Here are the stories on Texas Standard for Monday, April 24, 2023.
What’s next in the legal fight over mifepristone
The Supreme Court has blocked restrictions on the abortion drug mifepristone after a federal judge in Texas ruled the drug was improperly approved decades ago. Current FDA regulations around the drug remain in place, but is the legal fight over? University of Texas School of Law professor Steve Vladeck has more.
This week at the Lege: Texas bill to restrict foreign land purchases returns
This week, the Texas Senate will take up an updated version of a bill that would restrict people and companies from China, Iran and Russia from buying land in Texas. The Texas Newsroom’s Sergio Martínez-Beltrán joins us with a preview.
Archaeologists team up with Indigenous community in San Angelo
Professional archeologists teamed up with Indigenous people to conduct an excavation at an ancient ceremonial site called Paint Rock, outside of San Angelo.
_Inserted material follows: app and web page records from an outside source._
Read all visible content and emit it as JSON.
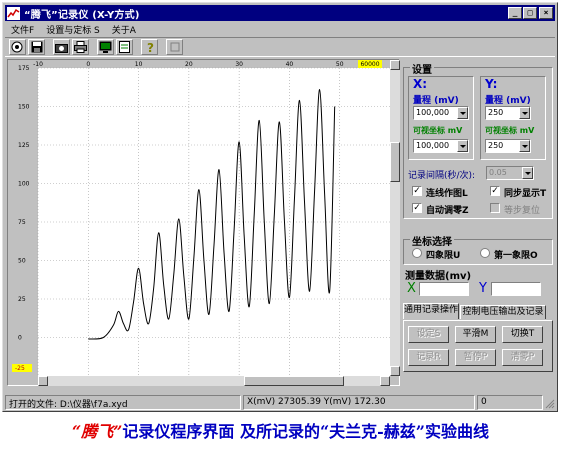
{
  "window": {
    "title": "“腾飞”记录仪 (X-Y方式)",
    "buttons": [
      "_",
      "□",
      "×"
    ]
  },
  "menu": [
    "文件F",
    "设置与定标 S",
    "关于A"
  ],
  "toolbar": {
    "icons": [
      "open-icon",
      "save-icon",
      "camera-icon",
      "print-icon",
      "monitor-icon",
      "document-icon",
      "help-icon",
      "stop-icon"
    ]
  },
  "chart_data": {
    "type": "line",
    "xlim": [
      -10,
      60
    ],
    "ylim": [
      -25,
      175
    ],
    "x_ticks": [
      "-10",
      "0",
      "10",
      "20",
      "30",
      "40",
      "50"
    ],
    "x_max_label": "60000",
    "y_ticks": [
      "175",
      "150",
      "125",
      "100",
      "75",
      "50",
      "25",
      "0"
    ],
    "y_min_label": "-25",
    "grid": true,
    "line_color": "#000000",
    "series": [
      {
        "x": [
          0.0,
          3.0,
          5.0,
          6.0,
          7.0,
          8.0,
          9.0,
          10.0,
          11.0,
          12.0,
          13.0,
          14.0,
          15.0,
          16.0,
          17.0,
          18.0,
          19.0,
          20.0,
          21.0,
          22.0,
          23.0,
          24.0,
          25.0,
          26.0,
          27.0,
          28.0,
          29.0,
          30.0,
          31.0,
          32.0,
          33.0,
          34.0,
          35.0,
          36.0,
          37.0,
          38.0,
          39.0,
          40.0,
          41.0,
          42.0,
          43.0,
          44.0,
          45.0,
          46.0,
          47.0,
          48.0,
          49.0
        ],
        "y": [
          -1,
          0,
          8,
          17,
          9,
          5,
          23,
          45,
          22,
          9,
          32,
          68,
          34,
          12,
          41,
          77,
          40,
          12,
          52,
          96,
          50,
          15,
          60,
          109,
          55,
          17,
          70,
          127,
          66,
          20,
          80,
          141,
          75,
          22,
          80,
          140,
          76,
          26,
          90,
          154,
          88,
          30,
          95,
          161,
          93,
          30,
          150
        ]
      }
    ]
  },
  "status": {
    "file": "打开的文件: D:\\仪器\\f7a.xyd",
    "readout": "X(mV) 27305.39   Y(mV) 172.30",
    "extra": "0"
  },
  "panel": {
    "settings_title": "设置",
    "x_axis": "X:",
    "y_axis": "Y:",
    "range_label": "量程 (mV)",
    "visible_label": "可视坐标 mV",
    "x_range": "100,000",
    "x_visible": "100,000",
    "y_range": "250",
    "y_visible": "250",
    "interval_label": "记录间隔(秒/次):",
    "interval_value": "0.05",
    "chk_connect": "连线作图L",
    "chk_sync": "同步显示T",
    "chk_autozero": "自动调零Z",
    "chk_stepreset": "等步复位",
    "coord_title": "坐标选择",
    "radio_four": "四象限U",
    "radio_first": "第一象限O",
    "measure_title": "测量数据(mv)",
    "measure_x": "X",
    "measure_y": "Y",
    "tab_general": "通用记录操作",
    "tab_control": "控制电压输出及记录",
    "btn_set": "设定S",
    "btn_smooth": "平滑M",
    "btn_switch": "切换T",
    "btn_record": "记录R",
    "btn_pause": "暂停P",
    "btn_clear": "清零P"
  },
  "caption": {
    "highlight": "“腾飞”",
    "text": "记录仪程序界面  及所记录的“夫兰克-赫兹”实验曲线"
  }
}
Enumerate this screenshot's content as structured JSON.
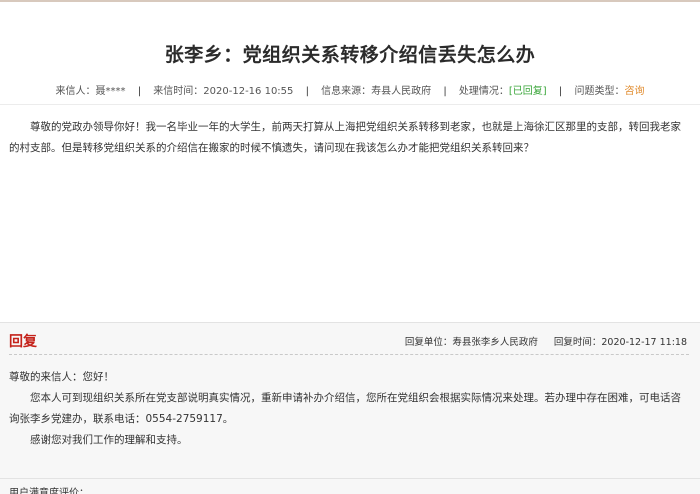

KACU’s Sheridan Wood reports the weekend was a shared learning opportunity for both professional archeologists and tribal members.
Sanctions may not be hurting Russian oil production as much as we thought
Despite sanctions, Russia’s oil and gas production is up. Joining us with the latest on geopolitical impacts on the oil and gas market is Matt Smith, lead oil analyst for the Americas at Kpler.
After a crackdown on fake temporary tags, could thieves be coming for your real license plate?
As changes make it harder for people to illicitly acquire fake, temporary license plates, some police are noting an apparent increase in the theft of permanent plates. The Houston Chronicle’s Matt deGrood shares the story with us.
Treat yourself to that avocado toast – millennials aren’t as broke as we thought
The stereotype of the broke millennial may be in need of an overhaul. Are millennials really as bad off economically as they’re often portrayed in the media? Author and psychology professor Jean Twenge talks to us about her new book, “Generations,” on today’s show.
Chronic wasting disease spreads to Texas deer population
A fatal neurologic disease is continuing to spread through Texas’ deer population: chronic wasting disease, a highly contagious, incurable illness that’s decimated deer herds. The Texas Parks and Wildlife Department says cases have been reported at deer breeding facilities in five counties. Texas A&M University – Kingsville professor Randy DeYoung joins us with more.
All this, plus the Texas Newsroom’s state roundup and Wells Dunbar with the Talk of Texas.